REQUIREMENT - For every line in the material below that holds "新增医疗卫生机构", report the line.

RECORDS SHOWN -
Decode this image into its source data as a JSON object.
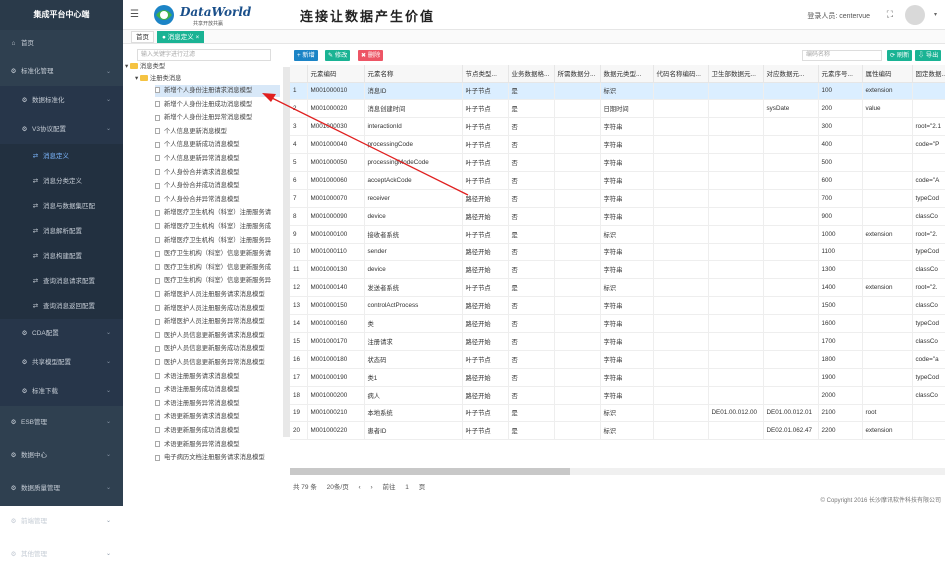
{
  "sidebar": {
    "brand": "集成平台中心端",
    "items": [
      {
        "label": "首页",
        "icon": "home-icon",
        "glyph": "⌂"
      },
      {
        "label": "标准化管理",
        "icon": "settings-icon",
        "glyph": "⚙"
      },
      {
        "label": "数据标准化",
        "icon": "gear-icon",
        "glyph": "⚙"
      },
      {
        "label": "V3协议配置",
        "icon": "gear-icon",
        "glyph": "⚙"
      },
      {
        "label": "消息定义",
        "icon": "shuffle-icon",
        "glyph": "⇄"
      },
      {
        "label": "消息分类定义",
        "icon": "shuffle-icon",
        "glyph": "⇄"
      },
      {
        "label": "消息与数据集匹配",
        "icon": "shuffle-icon",
        "glyph": "⇄"
      },
      {
        "label": "消息解析配置",
        "icon": "shuffle-icon",
        "glyph": "⇄"
      },
      {
        "label": "消息构建配置",
        "icon": "shuffle-icon",
        "glyph": "⇄"
      },
      {
        "label": "查询消息请求配置",
        "icon": "shuffle-icon",
        "glyph": "⇄"
      },
      {
        "label": "查询消息返回配置",
        "icon": "shuffle-icon",
        "glyph": "⇄"
      },
      {
        "label": "CDA配置",
        "icon": "gear-icon",
        "glyph": "⚙"
      },
      {
        "label": "共享模型配置",
        "icon": "gear-icon",
        "glyph": "⚙"
      },
      {
        "label": "标准下载",
        "icon": "gear-icon",
        "glyph": "⚙"
      },
      {
        "label": "ESB管理",
        "icon": "gear-icon",
        "glyph": "⚙"
      },
      {
        "label": "数据中心",
        "icon": "gear-icon",
        "glyph": "⚙"
      },
      {
        "label": "数据质量管理",
        "icon": "gear-icon",
        "glyph": "⚙"
      },
      {
        "label": "前端管理",
        "icon": "gear-icon",
        "glyph": "⚙"
      },
      {
        "label": "其他管理",
        "icon": "gear-icon",
        "glyph": "⚙"
      }
    ]
  },
  "header": {
    "logo_text": "DataWorld",
    "logo_sub": "共享开放共赢",
    "slogan": "连接让数据产生价值",
    "user": "登录人员: centervue"
  },
  "tabs": [
    "首页",
    "● 消息定义 ×"
  ],
  "tree": {
    "search_placeholder": "输入关键字进行过滤",
    "root": "消息类型",
    "group": "注册类消息",
    "items": [
      "新增个人身份注册请求消息模型",
      "新增个人身份注册成功消息模型",
      "新增个人身份注册异常消息模型",
      "个人信息更新消息模型",
      "个人信息更新成功消息模型",
      "个人信息更新异常消息模型",
      "个人身份合并请求消息模型",
      "个人身份合并成功消息模型",
      "个人身份合并异常消息模型",
      "新增医疗卫生机构（科室）注册服务请",
      "新增医疗卫生机构（科室）注册服务成",
      "新增医疗卫生机构（科室）注册服务异",
      "医疗卫生机构（科室）信息更新服务请",
      "医疗卫生机构（科室）信息更新服务成",
      "医疗卫生机构（科室）信息更新服务异",
      "新增医护人员注册服务请求消息模型",
      "新增医护人员注册服务成功消息模型",
      "新增医护人员注册服务异常消息模型",
      "医护人员信息更新服务请求消息模型",
      "医护人员信息更新服务成功消息模型",
      "医护人员信息更新服务异常消息模型",
      "术语注册服务请求消息模型",
      "术语注册服务成功消息模型",
      "术语注册服务异常消息模型",
      "术语更新服务请求消息模型",
      "术语更新服务成功消息模型",
      "术语更新服务异常消息模型",
      "电子病历文档注册服务请求消息模型"
    ]
  },
  "toolbar": {
    "add": "+ 新增",
    "edit": "✎ 修改",
    "delete": "✖ 删除",
    "search_placeholder": "编码名称",
    "refresh": "⟳ 刷新",
    "export": "⇩ 导出"
  },
  "table": {
    "columns": [
      "",
      "元素编码",
      "元素名称",
      "节点类型...",
      "业务数据格...",
      "所需数据分...",
      "数据元类型...",
      "代码名称编码...",
      "卫生部数据元...",
      "对应数据元...",
      "元素序号...",
      "属性编码",
      "固定数据..."
    ],
    "rows": [
      [
        "1",
        "M001000010",
        "消息ID",
        "叶子节点",
        "是",
        "",
        "标识",
        "",
        "",
        "",
        "100",
        "extension",
        ""
      ],
      [
        "2",
        "M001000020",
        "消息创建时间",
        "叶子节点",
        "是",
        "",
        "日期时间",
        "",
        "",
        "sysDate",
        "200",
        "value",
        ""
      ],
      [
        "3",
        "M001000030",
        "interactionId",
        "叶子节点",
        "否",
        "",
        "字符串",
        "",
        "",
        "",
        "300",
        "",
        "root=\"2.1"
      ],
      [
        "4",
        "M001000040",
        "processingCode",
        "叶子节点",
        "否",
        "",
        "字符串",
        "",
        "",
        "",
        "400",
        "",
        "code=\"P"
      ],
      [
        "5",
        "M001000050",
        "processingModeCode",
        "叶子节点",
        "否",
        "",
        "字符串",
        "",
        "",
        "",
        "500",
        "",
        ""
      ],
      [
        "6",
        "M001000060",
        "acceptAckCode",
        "叶子节点",
        "否",
        "",
        "字符串",
        "",
        "",
        "",
        "600",
        "",
        "code=\"A"
      ],
      [
        "7",
        "M001000070",
        "receiver",
        "路径开始",
        "否",
        "",
        "字符串",
        "",
        "",
        "",
        "700",
        "",
        "typeCod"
      ],
      [
        "8",
        "M001000090",
        "device",
        "路径开始",
        "否",
        "",
        "字符串",
        "",
        "",
        "",
        "900",
        "",
        "classCo"
      ],
      [
        "9",
        "M001000100",
        "接收者系统",
        "叶子节点",
        "是",
        "",
        "标识",
        "",
        "",
        "",
        "1000",
        "extension",
        "root=\"2."
      ],
      [
        "10",
        "M001000110",
        "sender",
        "路径开始",
        "否",
        "",
        "字符串",
        "",
        "",
        "",
        "1100",
        "",
        "typeCod"
      ],
      [
        "11",
        "M001000130",
        "device",
        "路径开始",
        "否",
        "",
        "字符串",
        "",
        "",
        "",
        "1300",
        "",
        "classCo"
      ],
      [
        "12",
        "M001000140",
        "发送者系统",
        "叶子节点",
        "是",
        "",
        "标识",
        "",
        "",
        "",
        "1400",
        "extension",
        "root=\"2."
      ],
      [
        "13",
        "M001000150",
        "controlActProcess",
        "路径开始",
        "否",
        "",
        "字符串",
        "",
        "",
        "",
        "1500",
        "",
        "classCo"
      ],
      [
        "14",
        "M001000160",
        "类",
        "路径开始",
        "否",
        "",
        "字符串",
        "",
        "",
        "",
        "1600",
        "",
        "typeCod"
      ],
      [
        "15",
        "M001000170",
        "注册请求",
        "路径开始",
        "否",
        "",
        "字符串",
        "",
        "",
        "",
        "1700",
        "",
        "classCo"
      ],
      [
        "16",
        "M001000180",
        "状态码",
        "叶子节点",
        "否",
        "",
        "字符串",
        "",
        "",
        "",
        "1800",
        "",
        "code=\"a"
      ],
      [
        "17",
        "M001000190",
        "类1",
        "路径开始",
        "否",
        "",
        "字符串",
        "",
        "",
        "",
        "1900",
        "",
        "typeCod"
      ],
      [
        "18",
        "M001000200",
        "病人",
        "路径开始",
        "否",
        "",
        "字符串",
        "",
        "",
        "",
        "2000",
        "",
        "classCo"
      ],
      [
        "19",
        "M001000210",
        "本地系统",
        "叶子节点",
        "是",
        "",
        "标识",
        "",
        "DE01.00.012.00",
        "DE01.00.012.01",
        "2100",
        "root",
        ""
      ],
      [
        "20",
        "M001000220",
        "患者ID",
        "叶子节点",
        "是",
        "",
        "标识",
        "",
        "",
        "DE02.01.062.47",
        "2200",
        "extension",
        ""
      ]
    ]
  },
  "pager": {
    "total": "共 79 条",
    "size": "20条/页",
    "prev": "‹",
    "next": "›",
    "goto": "前往",
    "page": "1",
    "unit": "页"
  },
  "footer": "© Copyright 2016 长沙摩讯软件科技有限公司",
  "colors": {
    "sidebar": "#2f4050",
    "accent": "#1ab394",
    "add": "#1c84c6",
    "edit": "#1ab394",
    "delete": "#ed5565",
    "arrow": "#e02020"
  }
}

RESULT OF THE EXERCISE -
      "新增医疗卫生机构（科室）注册服务请",
      "新增医疗卫生机构（科室）注册服务成",
      "新增医疗卫生机构（科室）注册服务异",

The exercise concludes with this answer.